| Activity |
Provide the number of lines of the records that include "играйте", with no other content.

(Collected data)
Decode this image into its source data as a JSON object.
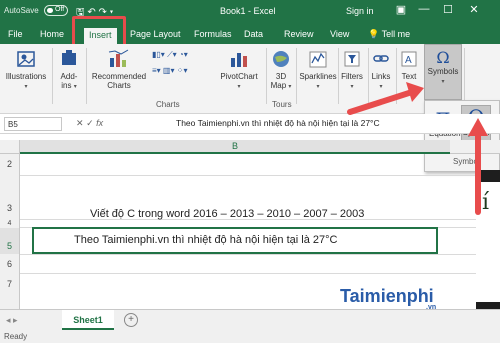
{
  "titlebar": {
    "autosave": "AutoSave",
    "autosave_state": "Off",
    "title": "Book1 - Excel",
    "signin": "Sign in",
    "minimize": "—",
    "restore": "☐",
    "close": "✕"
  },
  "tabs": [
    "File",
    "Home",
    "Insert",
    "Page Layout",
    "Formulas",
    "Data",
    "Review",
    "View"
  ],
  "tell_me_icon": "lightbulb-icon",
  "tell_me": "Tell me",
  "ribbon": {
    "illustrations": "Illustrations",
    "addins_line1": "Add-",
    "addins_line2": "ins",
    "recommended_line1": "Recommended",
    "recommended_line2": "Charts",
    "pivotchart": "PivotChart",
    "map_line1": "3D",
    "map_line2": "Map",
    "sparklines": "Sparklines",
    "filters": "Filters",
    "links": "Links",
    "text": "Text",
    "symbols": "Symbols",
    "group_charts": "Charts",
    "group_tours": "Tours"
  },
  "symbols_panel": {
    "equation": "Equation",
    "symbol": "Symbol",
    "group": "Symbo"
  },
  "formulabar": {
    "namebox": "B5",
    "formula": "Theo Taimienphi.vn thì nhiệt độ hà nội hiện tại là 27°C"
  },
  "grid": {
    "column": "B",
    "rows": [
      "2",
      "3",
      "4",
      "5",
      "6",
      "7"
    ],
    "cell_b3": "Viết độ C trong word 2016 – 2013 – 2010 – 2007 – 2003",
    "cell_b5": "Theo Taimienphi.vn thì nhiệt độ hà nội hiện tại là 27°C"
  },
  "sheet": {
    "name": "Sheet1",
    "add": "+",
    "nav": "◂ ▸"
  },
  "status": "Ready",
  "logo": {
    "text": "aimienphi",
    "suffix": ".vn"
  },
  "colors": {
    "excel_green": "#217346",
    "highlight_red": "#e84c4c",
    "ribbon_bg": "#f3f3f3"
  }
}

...

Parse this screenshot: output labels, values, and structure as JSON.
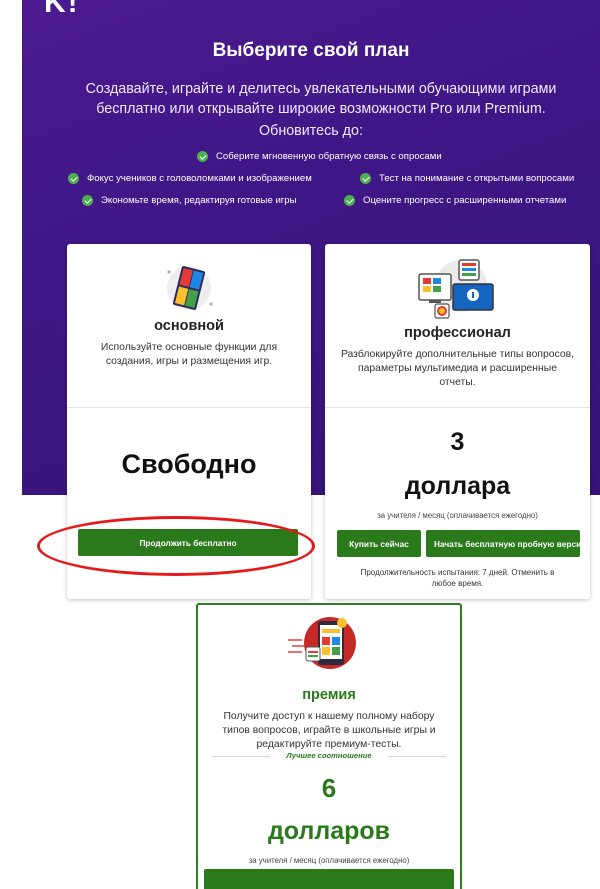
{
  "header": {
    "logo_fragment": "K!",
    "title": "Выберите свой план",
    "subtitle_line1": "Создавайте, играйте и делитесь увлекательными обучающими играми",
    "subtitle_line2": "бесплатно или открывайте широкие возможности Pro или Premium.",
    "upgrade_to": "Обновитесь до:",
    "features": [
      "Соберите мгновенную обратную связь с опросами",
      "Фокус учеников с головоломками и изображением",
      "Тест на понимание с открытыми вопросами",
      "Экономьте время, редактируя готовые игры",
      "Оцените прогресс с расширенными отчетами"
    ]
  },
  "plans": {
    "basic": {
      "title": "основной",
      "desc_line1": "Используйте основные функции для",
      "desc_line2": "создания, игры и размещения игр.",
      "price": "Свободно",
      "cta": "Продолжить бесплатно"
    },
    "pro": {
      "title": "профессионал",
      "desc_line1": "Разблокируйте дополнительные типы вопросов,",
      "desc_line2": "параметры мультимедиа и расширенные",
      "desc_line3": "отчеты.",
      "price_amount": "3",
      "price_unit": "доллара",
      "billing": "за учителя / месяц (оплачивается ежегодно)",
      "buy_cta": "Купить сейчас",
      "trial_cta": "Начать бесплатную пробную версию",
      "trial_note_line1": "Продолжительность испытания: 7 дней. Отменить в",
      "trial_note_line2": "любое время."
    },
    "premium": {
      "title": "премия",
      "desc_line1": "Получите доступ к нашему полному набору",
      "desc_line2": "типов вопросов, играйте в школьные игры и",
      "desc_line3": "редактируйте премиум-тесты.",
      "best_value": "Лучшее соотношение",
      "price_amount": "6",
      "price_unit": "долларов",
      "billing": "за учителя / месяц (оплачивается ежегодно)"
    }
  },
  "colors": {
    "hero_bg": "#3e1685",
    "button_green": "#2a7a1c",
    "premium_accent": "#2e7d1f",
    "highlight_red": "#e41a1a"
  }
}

| Response box |
2